I use a mini food processor to lighten up whole rolled oats in recipes; it chops them up to however fine you want them, and I don't need to buy more than one type of oats.

More data on this recipe.

I have hit upon a conundrum, and while I’ve a way through in mind, I haven’t yet tested it—but I wanted any who might attempt this recipe to be aware of the situation. It is this: at the temperature and time indicated, most fruit (especially around the edges) in the bars will likely get a little caramelized. Some—the golden raisins I tried the other day, at my ballerina’s request—went beyond that and were just shy of burnt (barely still edible, in other words). Blueberries also seem particularly vulnerable.

I’ve been baking the fruity oaty bars for about 25 minutes, but that leaves the stuff in the middle of the pan more chewy, rather than crisp. The other day I made a pan for some friends who were visiting, and decided to bake them the full 30 minutes. The edge pieces were almost overdone, and the cranberries there were starting to caramelize (a first with this recipe), while the interior pieces were nicely crisp.

My proposed solution is to reduce the heat by 25°F, and bake them for about the same amount of time. I’ll be watching my first batch carefully to see if further tweaks are necessary.

More recipe refinements; and a new variation

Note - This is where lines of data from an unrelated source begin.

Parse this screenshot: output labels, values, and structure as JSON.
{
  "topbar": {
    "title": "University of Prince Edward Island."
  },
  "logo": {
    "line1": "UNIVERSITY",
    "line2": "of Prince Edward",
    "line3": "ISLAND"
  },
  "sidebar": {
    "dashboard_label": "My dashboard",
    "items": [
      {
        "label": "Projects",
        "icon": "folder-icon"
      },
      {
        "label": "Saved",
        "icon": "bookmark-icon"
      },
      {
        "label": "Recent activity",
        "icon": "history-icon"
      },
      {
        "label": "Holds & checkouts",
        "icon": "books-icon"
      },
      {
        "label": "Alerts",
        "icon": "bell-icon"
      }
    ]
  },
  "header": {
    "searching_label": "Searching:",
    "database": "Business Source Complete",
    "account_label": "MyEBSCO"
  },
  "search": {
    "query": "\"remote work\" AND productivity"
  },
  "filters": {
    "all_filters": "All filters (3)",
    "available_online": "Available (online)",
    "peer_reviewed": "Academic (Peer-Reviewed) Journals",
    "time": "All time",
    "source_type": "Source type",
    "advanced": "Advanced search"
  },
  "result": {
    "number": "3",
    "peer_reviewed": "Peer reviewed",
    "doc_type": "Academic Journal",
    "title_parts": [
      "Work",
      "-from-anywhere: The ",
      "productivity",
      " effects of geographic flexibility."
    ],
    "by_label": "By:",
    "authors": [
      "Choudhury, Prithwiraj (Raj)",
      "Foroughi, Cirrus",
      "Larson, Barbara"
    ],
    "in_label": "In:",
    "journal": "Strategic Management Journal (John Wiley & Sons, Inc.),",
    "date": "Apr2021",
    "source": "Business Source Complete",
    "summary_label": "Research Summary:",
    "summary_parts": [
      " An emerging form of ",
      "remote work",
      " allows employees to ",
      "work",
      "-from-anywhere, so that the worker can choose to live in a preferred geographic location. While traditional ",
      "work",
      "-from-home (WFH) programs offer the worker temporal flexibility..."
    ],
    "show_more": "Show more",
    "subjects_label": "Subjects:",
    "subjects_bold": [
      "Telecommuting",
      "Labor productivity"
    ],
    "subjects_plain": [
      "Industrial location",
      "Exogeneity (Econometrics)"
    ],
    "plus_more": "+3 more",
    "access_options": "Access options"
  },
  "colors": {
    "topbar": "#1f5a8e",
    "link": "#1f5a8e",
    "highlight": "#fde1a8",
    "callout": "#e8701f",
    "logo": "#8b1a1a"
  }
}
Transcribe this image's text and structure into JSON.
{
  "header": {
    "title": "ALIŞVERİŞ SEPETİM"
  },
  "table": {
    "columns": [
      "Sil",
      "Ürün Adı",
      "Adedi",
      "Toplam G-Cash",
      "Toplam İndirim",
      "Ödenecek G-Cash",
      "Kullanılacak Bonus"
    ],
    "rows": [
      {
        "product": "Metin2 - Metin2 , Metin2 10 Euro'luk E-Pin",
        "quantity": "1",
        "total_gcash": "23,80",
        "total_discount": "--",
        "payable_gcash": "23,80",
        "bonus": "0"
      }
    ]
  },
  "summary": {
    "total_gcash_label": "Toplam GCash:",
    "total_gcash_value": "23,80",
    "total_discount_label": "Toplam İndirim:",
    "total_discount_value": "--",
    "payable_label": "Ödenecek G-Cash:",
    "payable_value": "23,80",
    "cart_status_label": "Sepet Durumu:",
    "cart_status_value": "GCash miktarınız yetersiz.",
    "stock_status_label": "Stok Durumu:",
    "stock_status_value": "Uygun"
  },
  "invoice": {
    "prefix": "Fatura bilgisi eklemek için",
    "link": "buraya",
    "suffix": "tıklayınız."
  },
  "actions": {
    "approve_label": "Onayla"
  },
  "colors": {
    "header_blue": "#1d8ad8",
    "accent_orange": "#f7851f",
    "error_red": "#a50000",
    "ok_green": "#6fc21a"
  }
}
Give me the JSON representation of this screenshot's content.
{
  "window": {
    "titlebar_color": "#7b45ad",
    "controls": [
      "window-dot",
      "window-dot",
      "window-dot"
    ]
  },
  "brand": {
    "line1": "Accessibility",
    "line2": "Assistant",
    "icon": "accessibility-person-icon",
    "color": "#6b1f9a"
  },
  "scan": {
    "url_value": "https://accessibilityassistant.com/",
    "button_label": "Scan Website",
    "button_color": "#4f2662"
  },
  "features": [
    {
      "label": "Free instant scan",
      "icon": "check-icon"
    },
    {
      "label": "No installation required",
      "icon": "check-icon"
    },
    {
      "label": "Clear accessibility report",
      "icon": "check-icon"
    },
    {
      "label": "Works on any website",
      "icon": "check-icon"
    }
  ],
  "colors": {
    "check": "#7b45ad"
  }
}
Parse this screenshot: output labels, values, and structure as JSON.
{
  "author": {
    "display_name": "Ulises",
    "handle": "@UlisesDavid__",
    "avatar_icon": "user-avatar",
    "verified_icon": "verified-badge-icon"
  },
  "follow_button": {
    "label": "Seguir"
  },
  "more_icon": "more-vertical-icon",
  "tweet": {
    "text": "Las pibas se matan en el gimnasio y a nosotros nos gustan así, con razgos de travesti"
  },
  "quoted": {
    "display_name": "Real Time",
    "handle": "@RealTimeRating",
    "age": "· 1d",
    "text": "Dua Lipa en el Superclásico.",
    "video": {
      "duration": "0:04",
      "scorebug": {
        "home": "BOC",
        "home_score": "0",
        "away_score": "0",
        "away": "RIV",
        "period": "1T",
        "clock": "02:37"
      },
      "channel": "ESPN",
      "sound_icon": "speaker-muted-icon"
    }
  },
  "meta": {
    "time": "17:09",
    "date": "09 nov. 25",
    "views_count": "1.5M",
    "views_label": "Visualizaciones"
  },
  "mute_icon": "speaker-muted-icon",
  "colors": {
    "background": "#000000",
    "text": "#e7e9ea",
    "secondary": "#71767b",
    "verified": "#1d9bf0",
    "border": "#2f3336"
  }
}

Okay, I’ve made these several times, and have some additional suggestions:
Lowering the temperature helps tremendously in keeping the edges from getting overdone while the interior doesn’t get crisp enough.
Taking the time to ensure that the edges aren’t thinner than the middle area is also very important. I’ve taken to dropping the mixture around the periphery of the pan, and then working it with a spoonula toward the edges first. Then I spread the remainder into the middle. I don’t obsess over this, but being a little more attentive to this process has really made a difference.
Stirring the fruit bits in before adding the egg whites seems to help keep them from clumping together.

Now for the variation. My son adores banana chips, so we got some; and of course I had to experiment with them in this recipe. I also played with the sweeteners some, using about 1/3 C maple syrup because I thought it would be nice with the banana flavor. My first pan came out much too sweet, but my second try was spot on. I used 2/3 C brown sugar and 1/3 C maple syrup; I also added some nutmeg to the mixture but I don’t think it was enough to be discernable.

The extra liquid yielded more chewy bars, even when baked the full time (again, at the lower temperature). For those of you who prefer chewy bars, switching out the white sugar for honey, maple syrup, or some other liquid sweetener may be just the ticket. As we like our bars crisp, next time I make these, I’ll reduce the egg whites by one to compensate for the maple syrup.